» **WHAT YOU HAVE TO DO**
How many lines in the material below contain the string "почты"? Answer with the number alone.

» **SOURCE RECORDS**
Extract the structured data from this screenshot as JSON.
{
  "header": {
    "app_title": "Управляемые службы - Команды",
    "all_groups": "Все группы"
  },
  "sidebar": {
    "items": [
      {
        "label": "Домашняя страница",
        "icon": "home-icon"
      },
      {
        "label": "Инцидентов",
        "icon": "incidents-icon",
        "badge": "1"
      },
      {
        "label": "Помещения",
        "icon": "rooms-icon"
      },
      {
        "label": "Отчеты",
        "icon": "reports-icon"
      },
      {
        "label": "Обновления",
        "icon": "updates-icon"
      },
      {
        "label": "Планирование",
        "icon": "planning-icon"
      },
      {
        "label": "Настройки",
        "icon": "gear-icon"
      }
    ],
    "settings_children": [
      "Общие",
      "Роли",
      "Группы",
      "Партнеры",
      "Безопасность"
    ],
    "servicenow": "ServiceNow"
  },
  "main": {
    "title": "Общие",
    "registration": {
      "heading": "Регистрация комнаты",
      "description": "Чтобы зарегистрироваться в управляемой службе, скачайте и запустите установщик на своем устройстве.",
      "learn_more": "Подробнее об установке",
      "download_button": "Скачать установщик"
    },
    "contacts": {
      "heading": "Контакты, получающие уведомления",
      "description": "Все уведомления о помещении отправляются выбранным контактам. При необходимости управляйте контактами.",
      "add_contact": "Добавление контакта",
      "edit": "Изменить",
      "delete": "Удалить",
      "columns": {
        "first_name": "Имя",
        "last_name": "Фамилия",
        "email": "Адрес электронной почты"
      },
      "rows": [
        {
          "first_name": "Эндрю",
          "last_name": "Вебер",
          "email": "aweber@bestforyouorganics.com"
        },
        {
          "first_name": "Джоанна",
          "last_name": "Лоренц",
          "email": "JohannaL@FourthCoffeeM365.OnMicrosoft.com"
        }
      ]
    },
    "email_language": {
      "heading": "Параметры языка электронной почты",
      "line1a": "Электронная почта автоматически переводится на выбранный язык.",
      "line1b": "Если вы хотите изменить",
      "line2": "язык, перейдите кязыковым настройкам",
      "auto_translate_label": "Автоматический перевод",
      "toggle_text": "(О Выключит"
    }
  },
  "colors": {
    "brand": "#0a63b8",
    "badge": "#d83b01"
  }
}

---

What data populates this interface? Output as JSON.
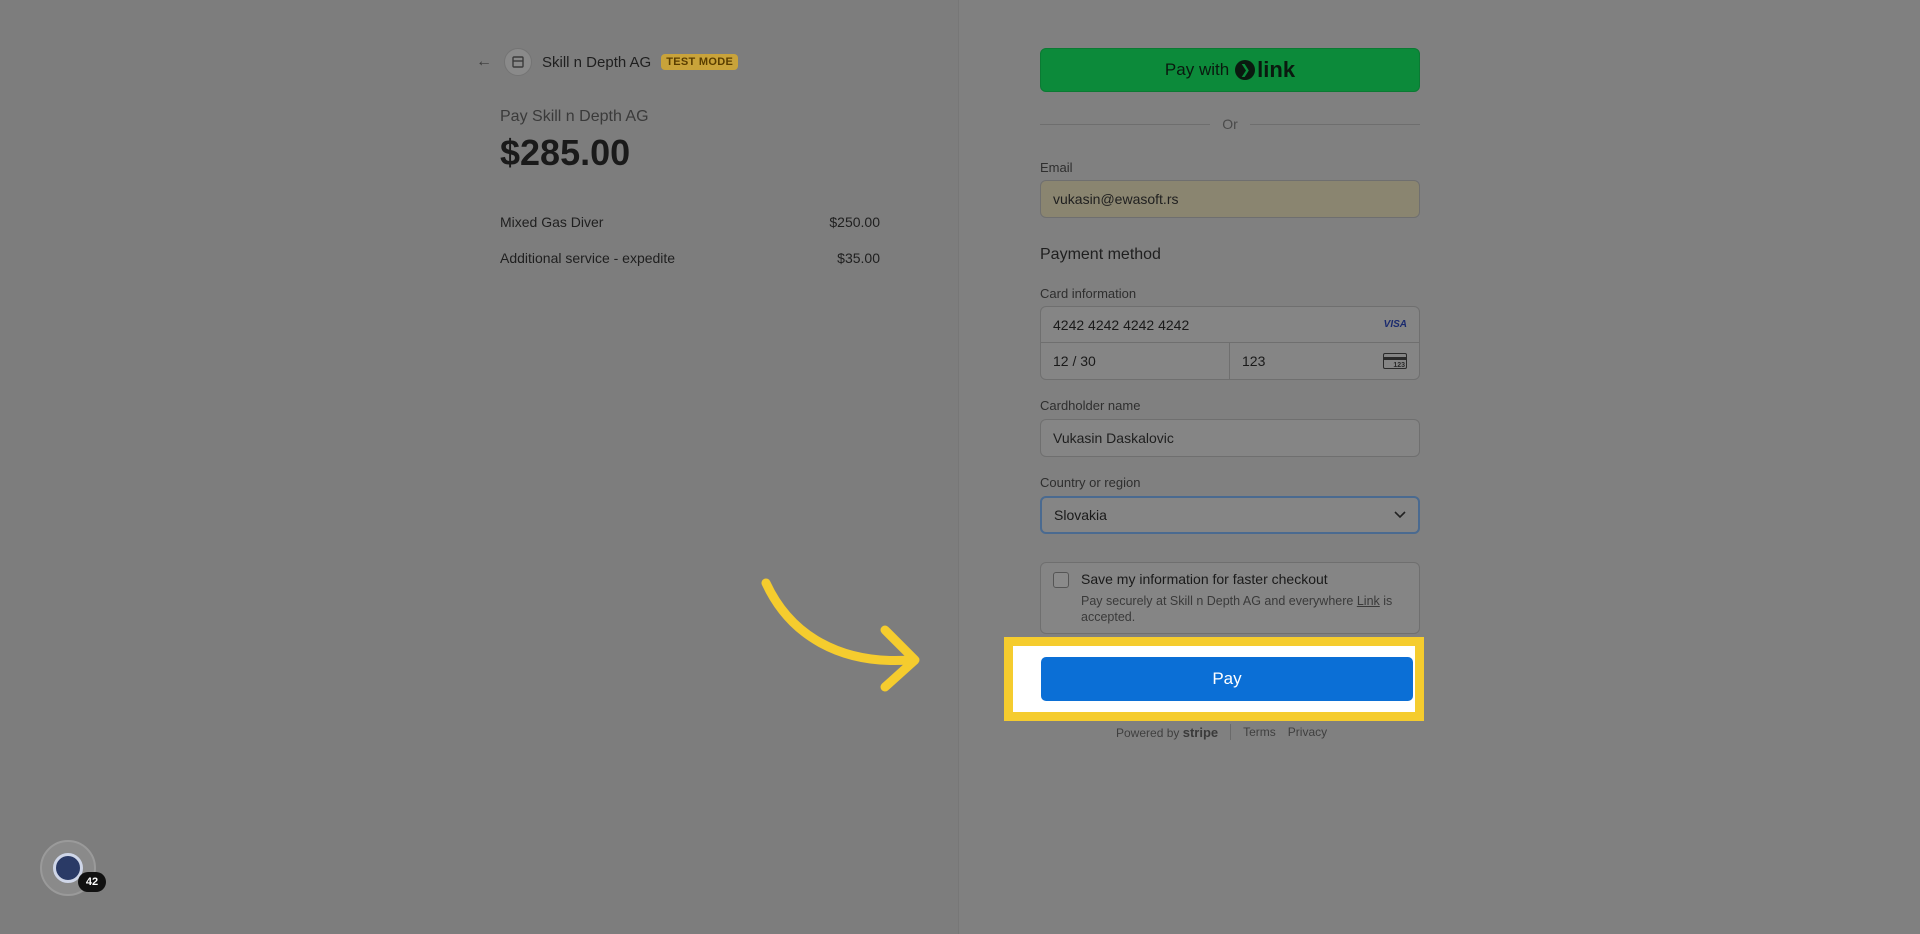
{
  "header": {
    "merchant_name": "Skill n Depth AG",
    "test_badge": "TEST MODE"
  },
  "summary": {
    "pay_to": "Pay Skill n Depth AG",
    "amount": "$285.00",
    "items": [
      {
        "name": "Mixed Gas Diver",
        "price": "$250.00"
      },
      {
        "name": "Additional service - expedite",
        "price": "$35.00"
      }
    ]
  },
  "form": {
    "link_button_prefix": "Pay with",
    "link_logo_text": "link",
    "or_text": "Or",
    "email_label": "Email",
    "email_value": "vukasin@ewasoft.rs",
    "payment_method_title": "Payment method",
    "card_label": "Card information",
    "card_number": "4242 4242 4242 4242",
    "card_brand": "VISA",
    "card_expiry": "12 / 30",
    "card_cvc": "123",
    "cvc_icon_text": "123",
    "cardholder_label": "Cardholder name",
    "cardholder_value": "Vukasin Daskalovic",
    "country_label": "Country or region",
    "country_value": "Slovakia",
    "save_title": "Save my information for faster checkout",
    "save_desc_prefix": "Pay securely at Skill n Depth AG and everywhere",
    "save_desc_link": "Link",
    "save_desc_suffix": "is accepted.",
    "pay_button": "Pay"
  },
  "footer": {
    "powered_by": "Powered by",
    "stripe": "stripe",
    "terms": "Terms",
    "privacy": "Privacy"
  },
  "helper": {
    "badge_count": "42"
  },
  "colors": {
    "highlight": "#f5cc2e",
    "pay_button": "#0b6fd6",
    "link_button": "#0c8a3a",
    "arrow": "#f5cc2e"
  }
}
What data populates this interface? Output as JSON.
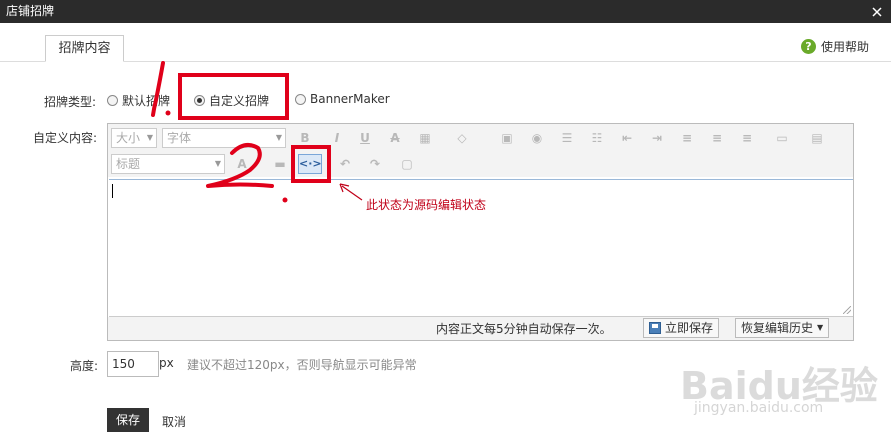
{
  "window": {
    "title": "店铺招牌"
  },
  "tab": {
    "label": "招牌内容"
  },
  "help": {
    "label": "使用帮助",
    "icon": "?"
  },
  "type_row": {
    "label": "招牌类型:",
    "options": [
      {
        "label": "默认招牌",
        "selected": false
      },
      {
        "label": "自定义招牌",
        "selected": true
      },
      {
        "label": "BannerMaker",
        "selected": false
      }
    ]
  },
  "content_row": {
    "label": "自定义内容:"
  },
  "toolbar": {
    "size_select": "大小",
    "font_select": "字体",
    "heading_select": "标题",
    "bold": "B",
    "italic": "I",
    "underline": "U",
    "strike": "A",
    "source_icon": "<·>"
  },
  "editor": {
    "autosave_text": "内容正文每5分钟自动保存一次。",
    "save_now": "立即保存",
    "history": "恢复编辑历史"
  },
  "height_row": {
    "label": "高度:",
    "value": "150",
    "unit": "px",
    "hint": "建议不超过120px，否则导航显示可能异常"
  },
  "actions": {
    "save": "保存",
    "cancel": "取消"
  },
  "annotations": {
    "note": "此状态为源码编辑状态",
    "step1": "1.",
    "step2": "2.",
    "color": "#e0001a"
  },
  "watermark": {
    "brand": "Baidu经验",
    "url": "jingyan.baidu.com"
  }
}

» **EXERCISE OUTPUT**
2